Food project case studies is the first web service to come out of the Transition Web Project. Transition Network Web Co-ordinator Ed Mitchell gives us an outline and invites you to participate.
Over at Transition Network web project HQ, we are delighted to launch the first ‘public beta’ (working prototype) of our ‘projects database’, featuring case studies from a range of transition food projects. This is an important part of, and the first public element of the wider web project and we need your help and input.
What is the ‘projects database’?
The projects database is designed for people engaged in transition food projects to share and discuss essential information about their projects, enabling others to learn from their experience, get in touch and build supportive networks of people doing similar things around the country. We chose food as a topic as it is close to all of our hearts and there are lots of fascinating projects to share.
It is an easily searchable database of ‘we did this and that worked, but watch out for that, it didn’t work’ kind of thing. It is a way to share information across distance about community learnings drawn from doing projects.
It is not a replacement for conversations, it is a stimulant; a context setter, an introducer. It is a way for ‘initiative a’ to share its learnings easily so that ‘initiative b’, when starting a project, can benefit from those experiences. It is not an ‘efficiency machine’ best practice database, it is a ‘resilience support experience base’ for the movement as a whole.

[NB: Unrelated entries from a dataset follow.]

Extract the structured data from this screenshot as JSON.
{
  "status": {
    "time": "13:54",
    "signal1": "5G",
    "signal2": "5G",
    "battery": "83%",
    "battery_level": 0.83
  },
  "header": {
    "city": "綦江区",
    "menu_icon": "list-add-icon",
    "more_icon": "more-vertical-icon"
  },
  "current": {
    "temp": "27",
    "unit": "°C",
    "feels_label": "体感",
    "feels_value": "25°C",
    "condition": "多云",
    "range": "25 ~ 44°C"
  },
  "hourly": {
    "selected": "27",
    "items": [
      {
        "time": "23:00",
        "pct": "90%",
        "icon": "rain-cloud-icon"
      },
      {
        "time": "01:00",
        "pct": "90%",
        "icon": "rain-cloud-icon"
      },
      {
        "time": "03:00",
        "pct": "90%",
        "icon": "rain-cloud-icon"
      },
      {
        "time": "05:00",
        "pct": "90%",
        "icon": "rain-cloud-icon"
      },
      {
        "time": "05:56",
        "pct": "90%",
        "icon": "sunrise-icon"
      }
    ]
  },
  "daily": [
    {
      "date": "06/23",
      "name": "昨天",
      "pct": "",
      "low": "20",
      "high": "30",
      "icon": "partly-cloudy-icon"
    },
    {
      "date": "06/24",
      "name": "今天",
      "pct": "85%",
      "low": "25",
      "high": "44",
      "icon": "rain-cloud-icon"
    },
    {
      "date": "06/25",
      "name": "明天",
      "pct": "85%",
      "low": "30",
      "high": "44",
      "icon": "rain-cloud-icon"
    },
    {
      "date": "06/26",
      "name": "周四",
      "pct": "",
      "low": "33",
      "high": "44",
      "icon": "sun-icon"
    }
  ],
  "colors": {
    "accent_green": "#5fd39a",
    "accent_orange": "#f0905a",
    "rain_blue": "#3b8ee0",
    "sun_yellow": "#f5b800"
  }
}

By sharing project information in this way, we believe that the Transition movement can broaden and accelerate its utility enormously.
What can I do?
It will only be useful if you use it, and we’ll only know that by giving it a try. So we have added some case studies from Tamzin’s book, but these are a starter for ten; the magic is up to you. Please go and have a look at the beta, give it a testing, add some project experience…
- Do you have experience in a food project?
- What worked?
- What didn’t work?
- What outcomes, expected or not, came out of it?
- Do you have any web links or other resources for reference?
If you favourite nephew tugged on your sleeve and said “I’m going to start a food project in my neighbourhood”, what would your advice be?
Please note – it is not a finished product – think of it as a ‘diamond in the rough’ that you are helping to hone to how you want it.
All of our web services will evolve ‘iteratively’ in line with regular use from those who use it – so we are looking for transition people to come and have a look, read some projects, add some of their own projects, spread the word to their mates who are into food, and generally give it a good public testing.
All of the project information will be kept so none of your additions will be lost (although it will be moved when we move to our wonderful environmentally efficient micro-data-centre using second hand servers running open source software but that’s another story).
How to participate:
- Visit the Transition Food website and peruse the case studies at your will and make a comment if you fancy that. Try using the ‘guided’ or ‘nested’ search list on the left hand side of the screen – there are lots of ways to find the information.
- If you want to join the forums, or add a case study yourself, register an account on the site. It is quick and easy, and your data is safe with us (TT web has a 100% spam free promise)
- To add a Transition food project, create a case study to tell everyone else all about your project.
- There is also a discussion forum to talk about food projects and other food-related Transition issues, so feel free to jump in there and get involved. (The forum content may not be permanent).
- Add your experiences, with the site, your likes/dislikes into the forum; it’s how we learn
- As new case studies appear, we will start a little competition; the winning case study (based on the number of votes in a simple poll) will get a free copy of the Transition food book.
If you have any enquiries, drop us a line from the contact form and one of us will be in touch.
Some heartfelt words of thanks:
The first bunch of projects’ information has been kindly shared by Tamzin Pinkerton, the author behind our newly published book: Transition Food. We keenly recommend you buy it; it’s great. The whole food database was mastered, researched and driven by the irrepressible Jon Walker with excellent technical support from Graham Mitchell, worldly Knowledge Management advice from Cathy King, and facilitation support from Melissa Worth.
Over the next few months we will be launching a few new services as ‘betas’ as we gradually deliver the web project, so this is the beginning of a rolling development schedule. Buckle up everybody! Web project ahoy!